───── RECORDS ─────
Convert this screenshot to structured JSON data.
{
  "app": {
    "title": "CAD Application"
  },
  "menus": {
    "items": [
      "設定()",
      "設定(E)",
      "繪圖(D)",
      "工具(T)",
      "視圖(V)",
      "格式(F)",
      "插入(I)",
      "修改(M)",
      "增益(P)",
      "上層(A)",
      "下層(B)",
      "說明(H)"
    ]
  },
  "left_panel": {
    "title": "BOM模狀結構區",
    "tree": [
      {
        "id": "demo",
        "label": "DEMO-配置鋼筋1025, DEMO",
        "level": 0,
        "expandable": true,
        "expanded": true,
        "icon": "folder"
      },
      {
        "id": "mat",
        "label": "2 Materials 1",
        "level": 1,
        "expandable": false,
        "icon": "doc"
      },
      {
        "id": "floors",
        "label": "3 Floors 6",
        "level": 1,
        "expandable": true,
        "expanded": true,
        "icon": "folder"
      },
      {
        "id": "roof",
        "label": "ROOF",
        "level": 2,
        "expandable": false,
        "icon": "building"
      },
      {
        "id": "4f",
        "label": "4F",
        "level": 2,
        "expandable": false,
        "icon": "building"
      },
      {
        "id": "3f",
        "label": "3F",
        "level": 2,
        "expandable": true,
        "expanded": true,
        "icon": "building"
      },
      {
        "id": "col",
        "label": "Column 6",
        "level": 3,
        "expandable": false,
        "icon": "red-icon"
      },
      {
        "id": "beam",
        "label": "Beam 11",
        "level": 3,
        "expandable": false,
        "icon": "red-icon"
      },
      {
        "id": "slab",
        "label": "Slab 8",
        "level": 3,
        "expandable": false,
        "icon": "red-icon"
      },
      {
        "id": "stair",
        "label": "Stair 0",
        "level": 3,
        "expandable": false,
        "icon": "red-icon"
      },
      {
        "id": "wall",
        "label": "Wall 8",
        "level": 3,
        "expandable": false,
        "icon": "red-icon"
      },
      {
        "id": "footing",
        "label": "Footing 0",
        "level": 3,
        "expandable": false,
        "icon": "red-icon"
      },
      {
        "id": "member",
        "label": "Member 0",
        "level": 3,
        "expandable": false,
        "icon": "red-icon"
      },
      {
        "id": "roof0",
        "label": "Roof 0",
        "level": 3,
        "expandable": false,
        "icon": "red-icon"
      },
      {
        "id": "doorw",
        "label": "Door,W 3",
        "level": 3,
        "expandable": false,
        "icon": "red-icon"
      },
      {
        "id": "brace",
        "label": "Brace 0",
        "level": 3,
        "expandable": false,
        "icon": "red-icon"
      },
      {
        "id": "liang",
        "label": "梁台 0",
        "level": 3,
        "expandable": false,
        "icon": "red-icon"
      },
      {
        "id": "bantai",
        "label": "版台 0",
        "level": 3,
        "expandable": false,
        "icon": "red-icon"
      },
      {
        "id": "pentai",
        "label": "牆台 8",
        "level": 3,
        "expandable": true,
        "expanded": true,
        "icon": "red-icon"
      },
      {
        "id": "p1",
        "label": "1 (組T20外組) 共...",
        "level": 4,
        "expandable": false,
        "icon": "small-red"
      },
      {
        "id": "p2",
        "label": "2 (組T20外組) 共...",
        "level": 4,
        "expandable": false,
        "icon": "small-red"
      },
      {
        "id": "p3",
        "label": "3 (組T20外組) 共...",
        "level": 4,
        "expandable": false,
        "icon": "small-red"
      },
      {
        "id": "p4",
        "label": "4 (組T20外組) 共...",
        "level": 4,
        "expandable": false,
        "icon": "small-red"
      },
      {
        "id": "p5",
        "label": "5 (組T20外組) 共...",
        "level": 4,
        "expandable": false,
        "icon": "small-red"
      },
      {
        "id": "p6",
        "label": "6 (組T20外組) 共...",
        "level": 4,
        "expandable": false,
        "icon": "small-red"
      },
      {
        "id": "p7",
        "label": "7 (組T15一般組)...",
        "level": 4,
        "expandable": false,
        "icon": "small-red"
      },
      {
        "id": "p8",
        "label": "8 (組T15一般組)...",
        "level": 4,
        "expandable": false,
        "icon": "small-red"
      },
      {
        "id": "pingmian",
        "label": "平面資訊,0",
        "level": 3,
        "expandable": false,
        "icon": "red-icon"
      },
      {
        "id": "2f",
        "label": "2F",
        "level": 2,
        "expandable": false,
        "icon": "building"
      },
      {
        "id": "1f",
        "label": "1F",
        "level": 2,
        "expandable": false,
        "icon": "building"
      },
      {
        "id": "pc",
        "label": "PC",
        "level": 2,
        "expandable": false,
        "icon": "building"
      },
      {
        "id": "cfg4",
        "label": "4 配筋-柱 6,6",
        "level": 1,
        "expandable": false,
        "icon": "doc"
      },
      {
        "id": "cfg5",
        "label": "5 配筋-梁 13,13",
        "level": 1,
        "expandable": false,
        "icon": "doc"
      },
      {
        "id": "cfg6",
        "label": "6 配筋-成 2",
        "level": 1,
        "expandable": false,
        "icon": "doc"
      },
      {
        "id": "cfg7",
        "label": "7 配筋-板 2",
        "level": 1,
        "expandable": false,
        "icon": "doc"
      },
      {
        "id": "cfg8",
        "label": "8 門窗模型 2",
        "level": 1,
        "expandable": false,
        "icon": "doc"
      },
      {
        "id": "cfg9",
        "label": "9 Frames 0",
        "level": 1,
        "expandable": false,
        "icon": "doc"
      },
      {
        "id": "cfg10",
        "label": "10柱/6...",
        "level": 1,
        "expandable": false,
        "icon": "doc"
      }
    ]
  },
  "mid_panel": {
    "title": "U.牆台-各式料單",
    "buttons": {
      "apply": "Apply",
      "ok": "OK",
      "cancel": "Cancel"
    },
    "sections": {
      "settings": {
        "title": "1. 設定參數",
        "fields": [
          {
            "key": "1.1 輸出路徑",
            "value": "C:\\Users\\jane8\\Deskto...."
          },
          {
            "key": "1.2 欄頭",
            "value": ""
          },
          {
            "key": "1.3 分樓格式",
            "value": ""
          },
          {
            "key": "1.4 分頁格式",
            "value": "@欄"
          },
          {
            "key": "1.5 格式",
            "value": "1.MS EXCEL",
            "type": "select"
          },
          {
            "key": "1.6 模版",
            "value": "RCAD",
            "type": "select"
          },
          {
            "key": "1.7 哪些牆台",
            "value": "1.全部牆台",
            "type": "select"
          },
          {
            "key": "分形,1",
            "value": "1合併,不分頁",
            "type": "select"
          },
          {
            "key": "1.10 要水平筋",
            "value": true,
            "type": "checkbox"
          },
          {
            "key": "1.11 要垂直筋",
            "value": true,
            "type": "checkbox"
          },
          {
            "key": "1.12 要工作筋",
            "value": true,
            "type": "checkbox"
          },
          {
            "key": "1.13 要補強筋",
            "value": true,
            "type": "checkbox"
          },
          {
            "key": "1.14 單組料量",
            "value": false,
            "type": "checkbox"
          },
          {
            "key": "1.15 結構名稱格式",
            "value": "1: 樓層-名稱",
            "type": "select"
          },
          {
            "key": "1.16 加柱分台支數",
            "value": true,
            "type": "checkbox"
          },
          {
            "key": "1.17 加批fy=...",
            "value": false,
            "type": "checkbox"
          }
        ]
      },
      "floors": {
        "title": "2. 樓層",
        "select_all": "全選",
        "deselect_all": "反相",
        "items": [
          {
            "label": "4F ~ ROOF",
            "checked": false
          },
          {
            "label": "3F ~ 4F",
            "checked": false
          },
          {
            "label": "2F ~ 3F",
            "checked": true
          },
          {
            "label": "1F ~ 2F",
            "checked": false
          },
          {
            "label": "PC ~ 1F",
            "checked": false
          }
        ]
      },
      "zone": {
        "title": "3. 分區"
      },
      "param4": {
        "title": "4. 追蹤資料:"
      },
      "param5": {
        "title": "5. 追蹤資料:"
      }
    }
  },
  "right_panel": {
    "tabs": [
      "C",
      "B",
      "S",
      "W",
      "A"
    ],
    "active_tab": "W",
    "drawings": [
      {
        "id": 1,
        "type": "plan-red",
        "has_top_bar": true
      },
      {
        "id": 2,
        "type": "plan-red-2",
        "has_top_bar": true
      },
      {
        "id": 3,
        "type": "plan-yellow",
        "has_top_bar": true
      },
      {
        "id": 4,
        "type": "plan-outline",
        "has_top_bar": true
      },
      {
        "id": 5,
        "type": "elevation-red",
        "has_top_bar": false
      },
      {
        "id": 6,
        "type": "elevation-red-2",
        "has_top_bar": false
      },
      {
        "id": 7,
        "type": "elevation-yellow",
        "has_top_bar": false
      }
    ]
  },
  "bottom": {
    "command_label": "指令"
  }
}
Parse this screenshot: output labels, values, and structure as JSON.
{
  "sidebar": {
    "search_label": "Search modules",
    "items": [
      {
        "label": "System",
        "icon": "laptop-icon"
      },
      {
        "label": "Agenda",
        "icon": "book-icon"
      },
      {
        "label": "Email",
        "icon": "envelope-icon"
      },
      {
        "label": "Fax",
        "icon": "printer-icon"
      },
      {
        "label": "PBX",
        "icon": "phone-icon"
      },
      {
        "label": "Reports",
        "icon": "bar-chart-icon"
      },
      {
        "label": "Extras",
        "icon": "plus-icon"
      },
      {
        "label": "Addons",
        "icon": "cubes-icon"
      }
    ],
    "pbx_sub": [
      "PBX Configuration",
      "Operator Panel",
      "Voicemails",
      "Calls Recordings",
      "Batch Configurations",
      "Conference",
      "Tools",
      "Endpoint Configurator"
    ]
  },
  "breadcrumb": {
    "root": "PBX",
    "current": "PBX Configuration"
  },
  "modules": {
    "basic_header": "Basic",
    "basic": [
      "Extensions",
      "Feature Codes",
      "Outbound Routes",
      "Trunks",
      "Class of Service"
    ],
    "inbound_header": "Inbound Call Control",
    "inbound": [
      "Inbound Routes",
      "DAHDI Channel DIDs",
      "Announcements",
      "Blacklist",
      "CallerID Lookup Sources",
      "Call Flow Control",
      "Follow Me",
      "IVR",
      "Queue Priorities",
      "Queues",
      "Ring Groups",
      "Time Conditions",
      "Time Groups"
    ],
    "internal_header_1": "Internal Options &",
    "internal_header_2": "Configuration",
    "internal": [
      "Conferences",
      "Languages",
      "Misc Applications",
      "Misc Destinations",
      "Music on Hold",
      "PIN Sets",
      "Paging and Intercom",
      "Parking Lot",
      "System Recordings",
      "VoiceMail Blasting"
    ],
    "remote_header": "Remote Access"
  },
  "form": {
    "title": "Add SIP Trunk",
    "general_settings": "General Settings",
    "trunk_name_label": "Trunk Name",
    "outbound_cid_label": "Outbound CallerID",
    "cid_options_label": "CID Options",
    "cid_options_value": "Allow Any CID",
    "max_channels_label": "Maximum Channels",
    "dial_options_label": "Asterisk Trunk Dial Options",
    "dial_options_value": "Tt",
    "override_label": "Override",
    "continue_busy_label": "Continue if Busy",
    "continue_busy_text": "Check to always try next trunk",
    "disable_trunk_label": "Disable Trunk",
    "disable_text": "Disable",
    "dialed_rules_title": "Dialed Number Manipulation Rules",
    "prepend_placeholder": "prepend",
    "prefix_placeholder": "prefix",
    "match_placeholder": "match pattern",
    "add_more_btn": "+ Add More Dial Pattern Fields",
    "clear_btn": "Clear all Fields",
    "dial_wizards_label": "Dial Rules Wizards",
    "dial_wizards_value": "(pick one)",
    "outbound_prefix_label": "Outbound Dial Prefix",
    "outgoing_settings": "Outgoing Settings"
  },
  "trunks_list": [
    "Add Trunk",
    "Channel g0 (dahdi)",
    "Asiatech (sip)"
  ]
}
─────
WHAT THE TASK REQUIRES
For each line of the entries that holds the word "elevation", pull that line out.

SOLUTION
        "type": "elevation-red",
        "type": "elevation-red-2",
        "type": "elevation-yellow",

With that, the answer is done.